● **Assignment**:
Only a number is wanted here: how many lines in the entries below contain the word "Yellow".

Interface dataset entries
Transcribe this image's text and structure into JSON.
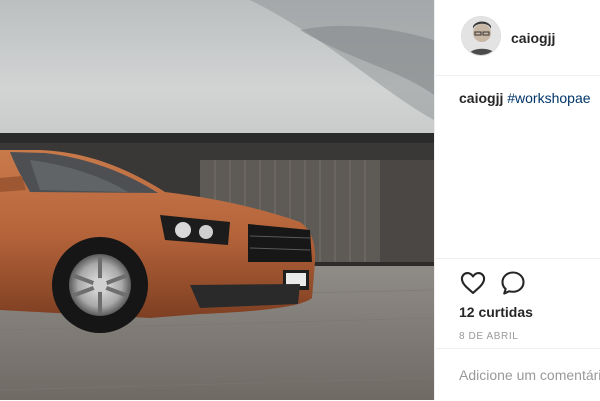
{
  "post": {
    "username": "caiogjj",
    "caption_user": "caiogjj",
    "caption_hashtag": "#workshopae",
    "likes": "12 curtidas",
    "date": "8 DE ABRIL",
    "comment_placeholder": "Adicione um comentário..."
  },
  "icons": {
    "like": "heart-icon",
    "comment": "speech-bubble-icon"
  },
  "colors": {
    "hashtag": "#003569",
    "car_body": "#b5643a",
    "border": "#efefef"
  }
}
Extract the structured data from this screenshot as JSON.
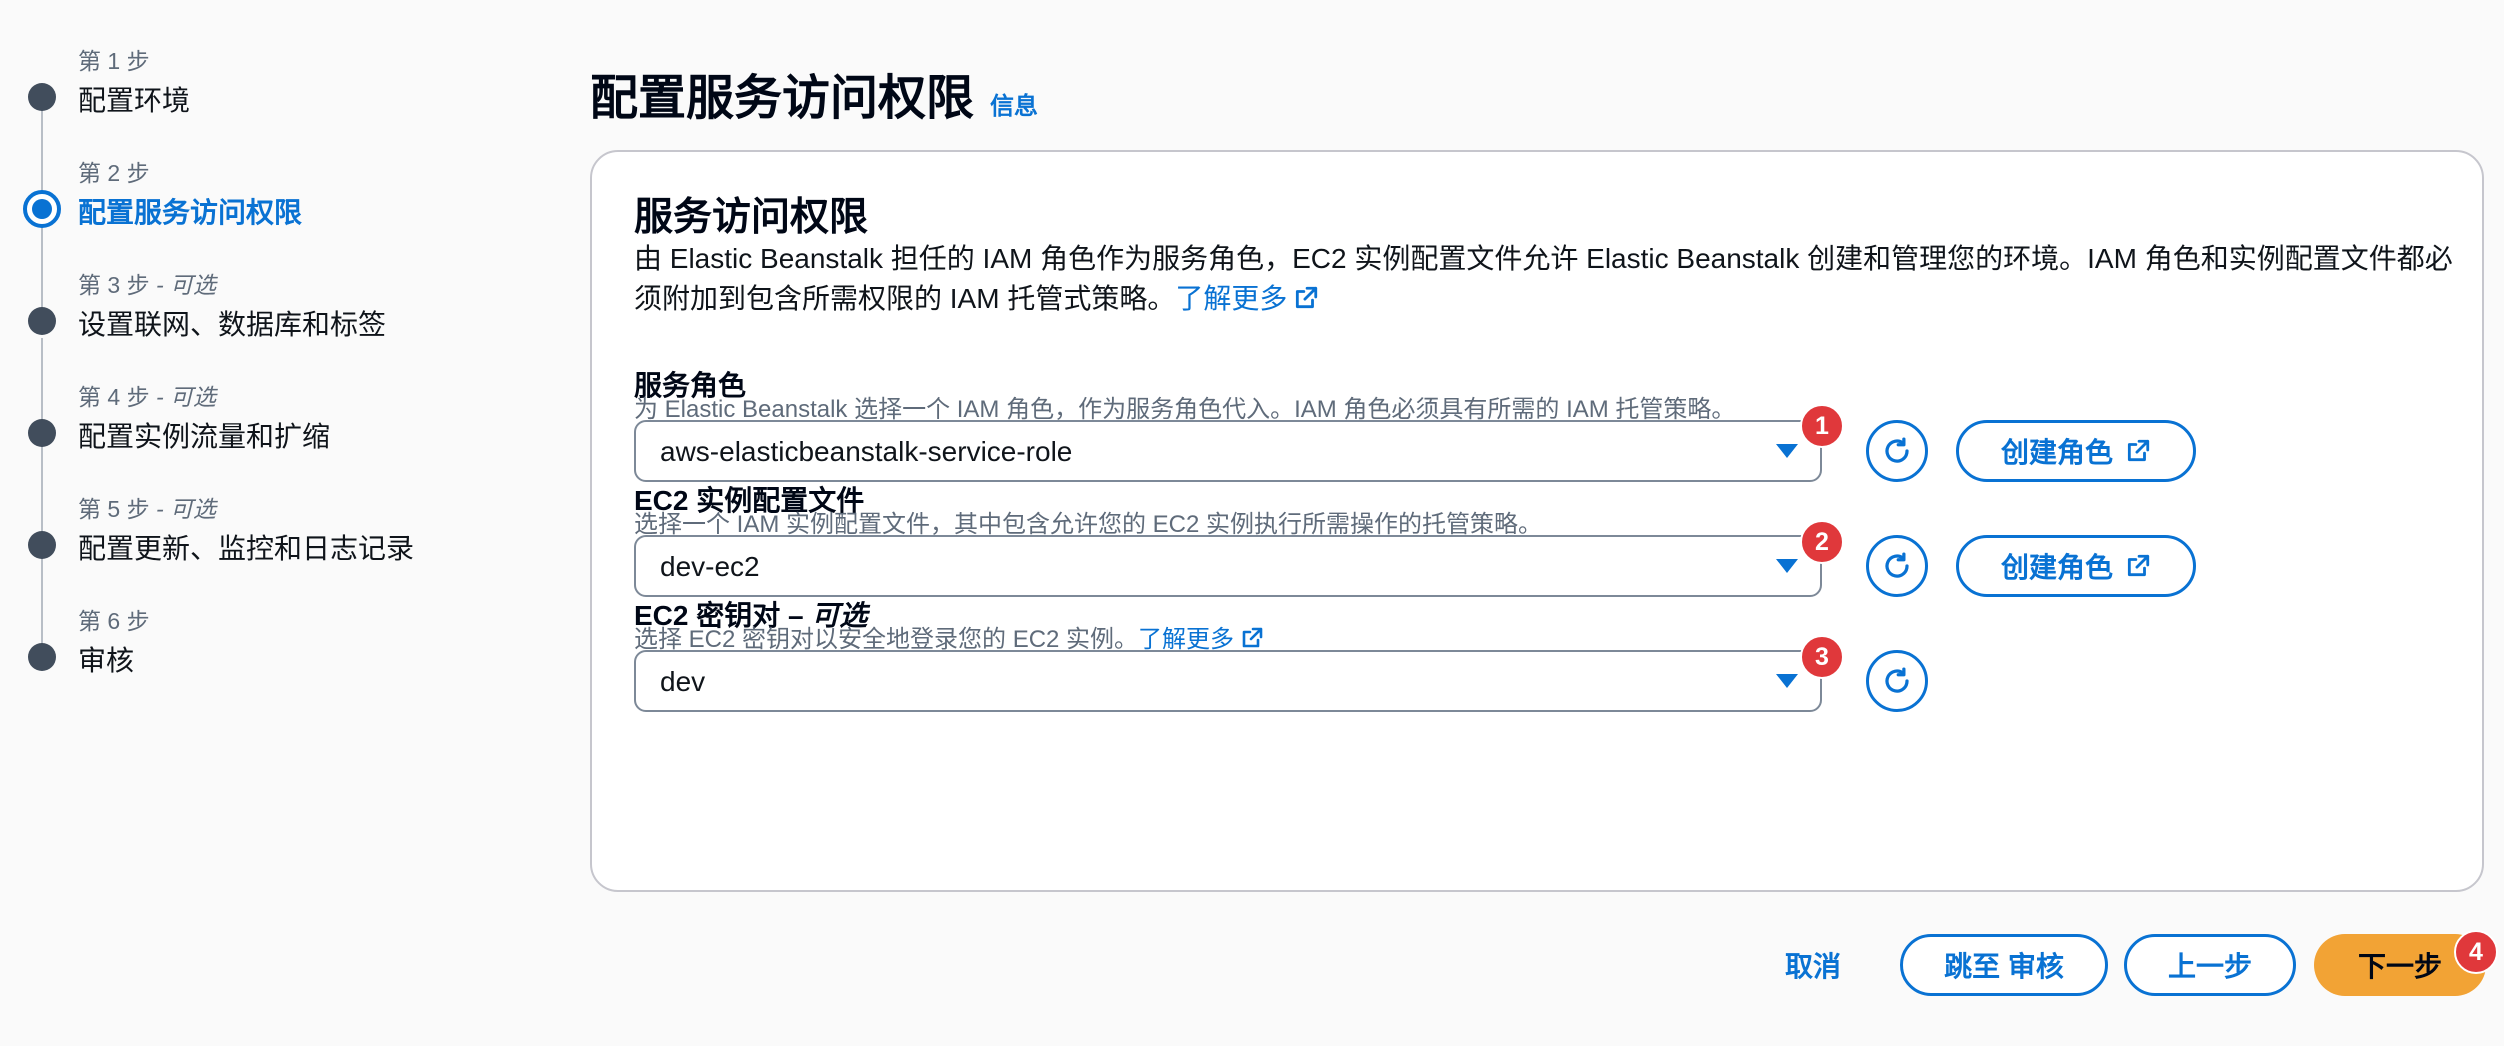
{
  "wizard": {
    "steps": [
      {
        "number": "第 1 步",
        "optional": "",
        "label": "配置环境",
        "active": false
      },
      {
        "number": "第 2 步",
        "optional": "",
        "label": "配置服务访问权限",
        "active": true
      },
      {
        "number": "第 3 步",
        "optional": " - 可选",
        "label": "设置联网、数据库和标签",
        "active": false
      },
      {
        "number": "第 4 步",
        "optional": " - 可选",
        "label": "配置实例流量和扩缩",
        "active": false
      },
      {
        "number": "第 5 步",
        "optional": " - 可选",
        "label": "配置更新、监控和日志记录",
        "active": false
      },
      {
        "number": "第 6 步",
        "optional": "",
        "label": "审核",
        "active": false
      }
    ]
  },
  "header": {
    "title": "配置服务访问权限",
    "info_label": "信息"
  },
  "service_access": {
    "title": "服务访问权限",
    "description": "由 Elastic Beanstalk 担任的 IAM 角色作为服务角色，EC2 实例配置文件允许 Elastic Beanstalk 创建和管理您的环境。IAM 角色和实例配置文件都必须附加到包含所需权限的 IAM 托管式策略。",
    "learn_more": "了解更多"
  },
  "service_role": {
    "label": "服务角色",
    "description": "为 Elastic Beanstalk 选择一个 IAM 角色，作为服务角色代入。IAM 角色必须具有所需的 IAM 托管策略。",
    "value": "aws-elasticbeanstalk-service-role",
    "badge": "1",
    "create_label": "创建角色"
  },
  "ec2_profile": {
    "label": "EC2 实例配置文件",
    "description": "选择一个 IAM 实例配置文件，其中包含允许您的 EC2 实例执行所需操作的托管策略。",
    "value": "dev-ec2",
    "badge": "2",
    "create_label": "创建角色"
  },
  "ec2_keypair": {
    "label": "EC2 密钥对 – ",
    "label_optional": "可选",
    "description": "选择 EC2 密钥对以安全地登录您的 EC2 实例。",
    "learn_more": "了解更多",
    "value": "dev",
    "badge": "3"
  },
  "footer": {
    "cancel": "取消",
    "skip_to_review": "跳至 审核",
    "previous": "上一步",
    "next": "下一步",
    "next_badge": "4"
  },
  "colors": {
    "accent": "#0972d3",
    "primary_button": "#f2a335",
    "badge": "#e0383b",
    "active_step": "#0972d3",
    "inactive_step_dot": "#414d5c"
  },
  "icons": [
    "external-link-icon",
    "refresh-icon",
    "caret-down-icon",
    "step-dot-icon"
  ]
}
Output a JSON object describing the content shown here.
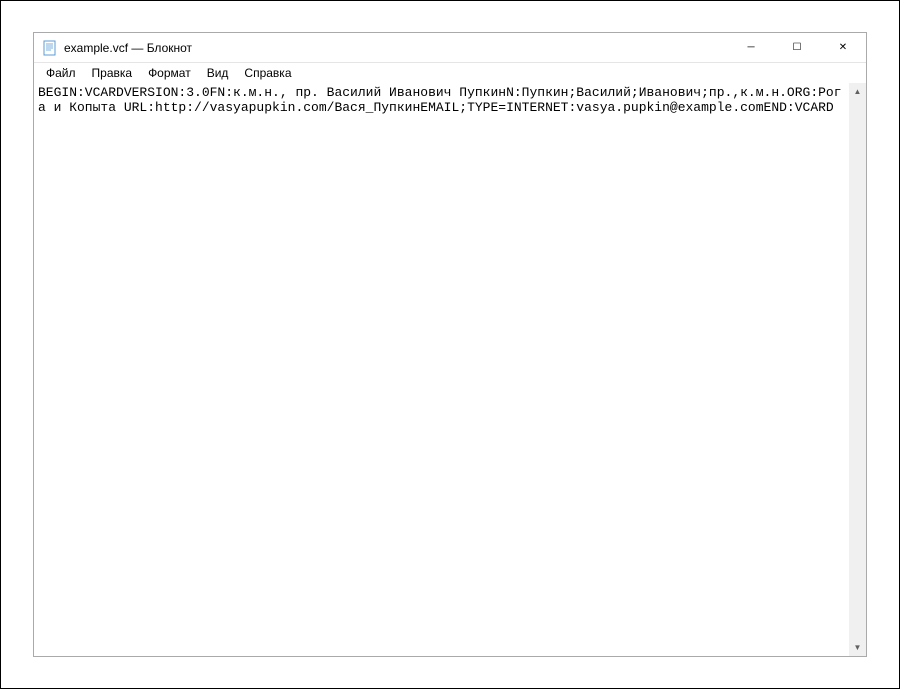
{
  "window": {
    "title": "example.vcf — Блокнот"
  },
  "menu": {
    "file": "Файл",
    "edit": "Правка",
    "format": "Формат",
    "view": "Вид",
    "help": "Справка"
  },
  "content": {
    "text": "BEGIN:VCARDVERSION:3.0FN:к.м.н., пр. Василий Иванович ПупкинN:Пупкин;Василий;Иванович;пр.,к.м.н.ORG:Рога и Копыта URL:http://vasyapupkin.com/Вася_ПупкинEMAIL;TYPE=INTERNET:vasya.pupkin@example.comEND:VCARD"
  },
  "window_controls": {
    "minimize": "─",
    "maximize": "☐",
    "close": "✕"
  },
  "scrollbar": {
    "up": "▲",
    "down": "▼"
  }
}
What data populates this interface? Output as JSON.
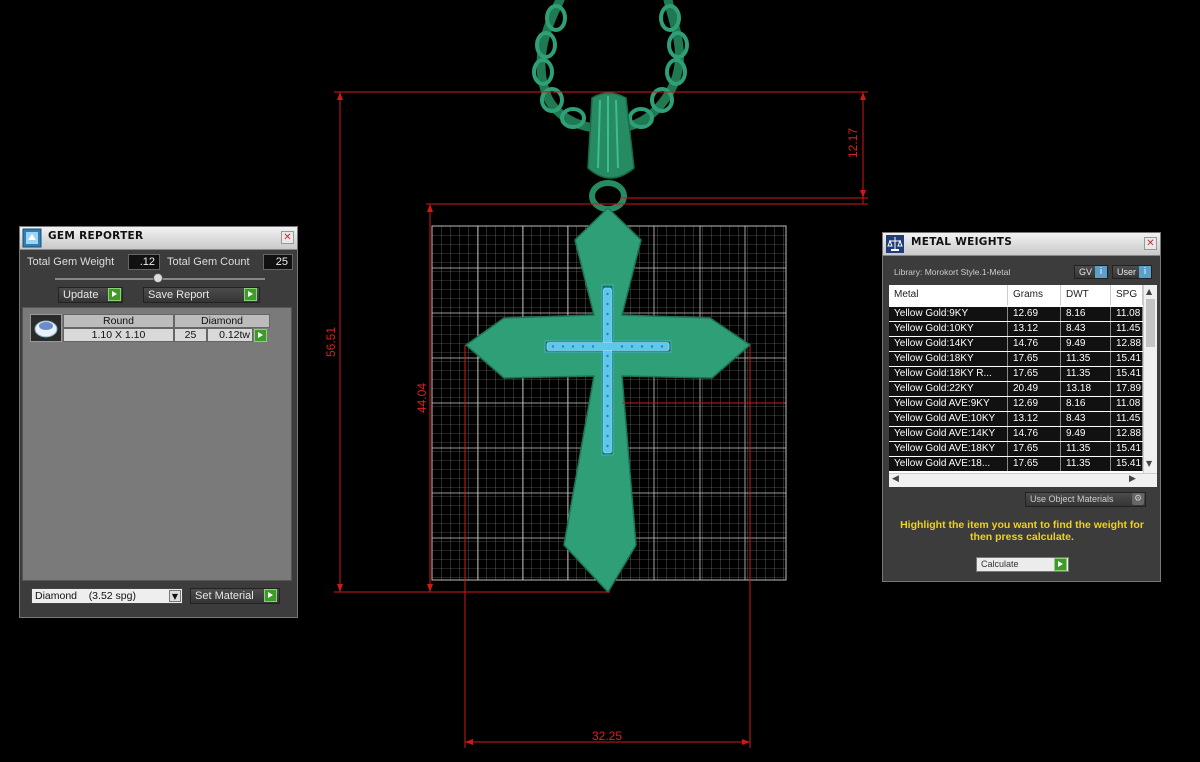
{
  "viewport": {
    "dimensions": {
      "height_total": "56.51",
      "height_cross": "44.04",
      "bail_height": "12.17",
      "width": "32.25"
    },
    "colors": {
      "metal": "#2e9f76",
      "gem": "#5cc8f0",
      "dim": "#d01818",
      "grid": "#b0b0b0"
    }
  },
  "gem_reporter": {
    "title": "GEM REPORTER",
    "total_weight_label": "Total Gem Weight",
    "total_weight_value": ".12",
    "total_count_label": "Total Gem Count",
    "total_count_value": "25",
    "update_label": "Update",
    "save_report_label": "Save Report",
    "table": {
      "shape_header": "Round",
      "material_header": "Diamond",
      "size": "1.10 X 1.10",
      "count": "25",
      "weight": "0.12tw"
    },
    "material_select": "Diamond    (3.52 spg)",
    "set_material_label": "Set Material"
  },
  "metal_weights": {
    "title": "METAL WEIGHTS",
    "library_label": "Library: Morokort Style.1-Metal",
    "gv_label": "GV",
    "user_label": "User",
    "columns": [
      "Metal",
      "Grams",
      "DWT",
      "SPG"
    ],
    "rows": [
      {
        "metal": "Yellow Gold:9KY",
        "grams": "12.69",
        "dwt": "8.16",
        "spg": "11.08"
      },
      {
        "metal": "Yellow Gold:10KY",
        "grams": "13.12",
        "dwt": "8.43",
        "spg": "11.45"
      },
      {
        "metal": "Yellow Gold:14KY",
        "grams": "14.76",
        "dwt": "9.49",
        "spg": "12.88"
      },
      {
        "metal": "Yellow Gold:18KY",
        "grams": "17.65",
        "dwt": "11.35",
        "spg": "15.41"
      },
      {
        "metal": "Yellow Gold:18KY R...",
        "grams": "17.65",
        "dwt": "11.35",
        "spg": "15.41"
      },
      {
        "metal": "Yellow Gold:22KY",
        "grams": "20.49",
        "dwt": "13.18",
        "spg": "17.89"
      },
      {
        "metal": "Yellow Gold AVE:9KY",
        "grams": "12.69",
        "dwt": "8.16",
        "spg": "11.08"
      },
      {
        "metal": "Yellow Gold AVE:10KY",
        "grams": "13.12",
        "dwt": "8.43",
        "spg": "11.45"
      },
      {
        "metal": "Yellow Gold AVE:14KY",
        "grams": "14.76",
        "dwt": "9.49",
        "spg": "12.88"
      },
      {
        "metal": "Yellow Gold AVE:18KY",
        "grams": "17.65",
        "dwt": "11.35",
        "spg": "15.41"
      },
      {
        "metal": "Yellow Gold AVE:18...",
        "grams": "17.65",
        "dwt": "11.35",
        "spg": "15.41"
      }
    ],
    "use_object_materials_label": "Use Object Materials",
    "hint": "Highlight the item you want to find the weight for then press calculate.",
    "calculate_label": "Calculate"
  }
}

● **Written answer**:
11